June 18, 2010

Most of the time, I’m completely fine that I’ve had this disease for so long. I’m completely fine explaining that yes, I am healthy and can have kids at some point. I’m usually pretty patient when someone says a completely ignorant comment (although my mind is screaming otherwise) and try my best to give them the correct information. I’m even patient when someone tells me, “Oh, diabetes! Yeah, that’s what caused my grandmother’s brother’s wife’s uncle’s cousin to go blind and have her leg cut off.”

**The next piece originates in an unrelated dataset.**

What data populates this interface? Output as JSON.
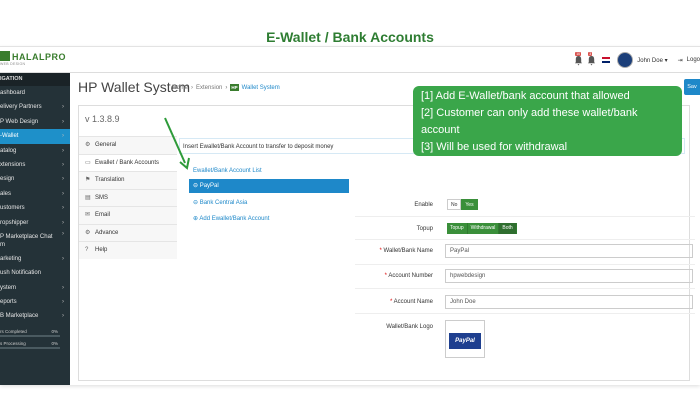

But sometimes…sometimes it’s just too much, and I feel like I’m carrying the weight of the world on my shoulders by trying to deal with all of this on my own. It pains me that I don’t really have anyone around me who can relate. Most of my solace is found on Twitter, Facebook, blogs, and forums, where I can interact with fellow type 1’s and we can all share in our joy and misery. While I’m not as close to the diabetes online community as I’d like to be, just knowing someone is there makes me feel better.

But sometimes I wish I could just pick up the phone (or I guess, in this day and age, text message and/or IM) and vent to someone who just knows.

Knows without my having to explain what a basal rate is and that I think mine off and needs to be tweaked.

Knows that it’s just one of those days where I’m bouncing all over the place for no reason.

Knows that, when I towel off after a shower, or get dressed in the morning, I need to pause for a second to think about where my pod and sensor are placed so I don’t end up knocking them off.

Knows that, when I choose a seat on the bus or train, I need to pause for a second to think about where my pod and sensor are placed so someone else doesn’t knock them off.

Knows that even though you are or you have lived with this, mine is not the same as yours and vice versa, and no, you cannot “literally feel my pain.”

Knows the excitement of getting a 6.2 A1C back from the lab, or having a fasting bg of under 100.

Knows that a beeping sound isn’t freaking me out because it’s a high-pitched noise, but because I’m scared it’s my pod malfunctioning.

Knows the highs and lows (literally and emotionally) of living with this.

I’m not quite sure if what I’m feeling qualifies as burnout. I don’t match up with the symptoms of depression. I honestly don’t know about this rut I’ve been in for the past few days, but I do know that sometimes I just need someone who knows what’s up without me having to explain the story of my life.